(Task inputs)
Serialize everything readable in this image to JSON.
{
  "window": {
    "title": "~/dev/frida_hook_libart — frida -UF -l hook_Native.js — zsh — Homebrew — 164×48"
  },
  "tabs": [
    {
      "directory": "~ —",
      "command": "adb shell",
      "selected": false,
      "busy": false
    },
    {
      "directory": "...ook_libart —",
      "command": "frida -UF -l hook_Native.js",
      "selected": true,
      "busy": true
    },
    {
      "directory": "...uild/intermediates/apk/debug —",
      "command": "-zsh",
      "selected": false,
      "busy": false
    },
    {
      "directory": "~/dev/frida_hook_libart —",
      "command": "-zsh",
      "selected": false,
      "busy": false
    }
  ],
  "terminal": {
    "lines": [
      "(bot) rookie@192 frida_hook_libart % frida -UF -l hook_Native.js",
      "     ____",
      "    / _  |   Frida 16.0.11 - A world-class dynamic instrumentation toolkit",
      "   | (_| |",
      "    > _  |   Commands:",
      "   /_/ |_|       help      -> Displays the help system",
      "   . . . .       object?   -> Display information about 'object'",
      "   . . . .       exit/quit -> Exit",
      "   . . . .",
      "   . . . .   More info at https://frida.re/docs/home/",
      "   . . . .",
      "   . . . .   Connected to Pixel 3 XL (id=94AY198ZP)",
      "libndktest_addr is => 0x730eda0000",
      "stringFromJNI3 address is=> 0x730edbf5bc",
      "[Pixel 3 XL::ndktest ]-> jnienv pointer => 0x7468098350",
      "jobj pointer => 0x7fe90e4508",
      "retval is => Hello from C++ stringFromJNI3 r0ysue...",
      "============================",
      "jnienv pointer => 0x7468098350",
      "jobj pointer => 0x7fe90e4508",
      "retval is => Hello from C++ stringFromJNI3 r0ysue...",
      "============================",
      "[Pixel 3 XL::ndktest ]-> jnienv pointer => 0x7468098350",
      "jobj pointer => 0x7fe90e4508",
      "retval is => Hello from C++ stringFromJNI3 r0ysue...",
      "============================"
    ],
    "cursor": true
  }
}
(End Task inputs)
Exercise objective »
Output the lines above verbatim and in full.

Output below »
Serialize everything readable in this image to JSON.
{
  "window": {
    "title": "~/dev/frida_hook_libart — frida -UF -l hook_Native.js — zsh — Homebrew — 164×48"
  },
  "tabs": [
    {
      "directory": "~ —",
      "command": "adb shell",
      "selected": false,
      "busy": false
    },
    {
      "directory": "...ook_libart —",
      "command": "frida -UF -l hook_Native.js",
      "selected": true,
      "busy": true
    },
    {
      "directory": "...uild/intermediates/apk/debug —",
      "command": "-zsh",
      "selected": false,
      "busy": false
    },
    {
      "directory": "~/dev/frida_hook_libart —",
      "command": "-zsh",
      "selected": false,
      "busy": false
    }
  ],
  "terminal": {
    "lines": [
      "(bot) rookie@192 frida_hook_libart % frida -UF -l hook_Native.js",
      "     ____",
      "    / _  |   Frida 16.0.11 - A world-class dynamic instrumentation toolkit",
      "   | (_| |",
      "    > _  |   Commands:",
      "   /_/ |_|       help      -> Displays the help system",
      "   . . . .       object?   -> Display information about 'object'",
      "   . . . .       exit/quit -> Exit",
      "   . . . .",
      "   . . . .   More info at https://frida.re/docs/home/",
      "   . . . .",
      "   . . . .   Connected to Pixel 3 XL (id=94AY198ZP)",
      "libndktest_addr is => 0x730eda0000",
      "stringFromJNI3 address is=> 0x730edbf5bc",
      "[Pixel 3 XL::ndktest ]-> jnienv pointer => 0x7468098350",
      "jobj pointer => 0x7fe90e4508",
      "retval is => Hello from C++ stringFromJNI3 r0ysue...",
      "============================",
      "jnienv pointer => 0x7468098350",
      "jobj pointer => 0x7fe90e4508",
      "retval is => Hello from C++ stringFromJNI3 r0ysue...",
      "============================",
      "[Pixel 3 XL::ndktest ]-> jnienv pointer => 0x7468098350",
      "jobj pointer => 0x7fe90e4508",
      "retval is => Hello from C++ stringFromJNI3 r0ysue...",
      "============================"
    ],
    "cursor": true
  }
}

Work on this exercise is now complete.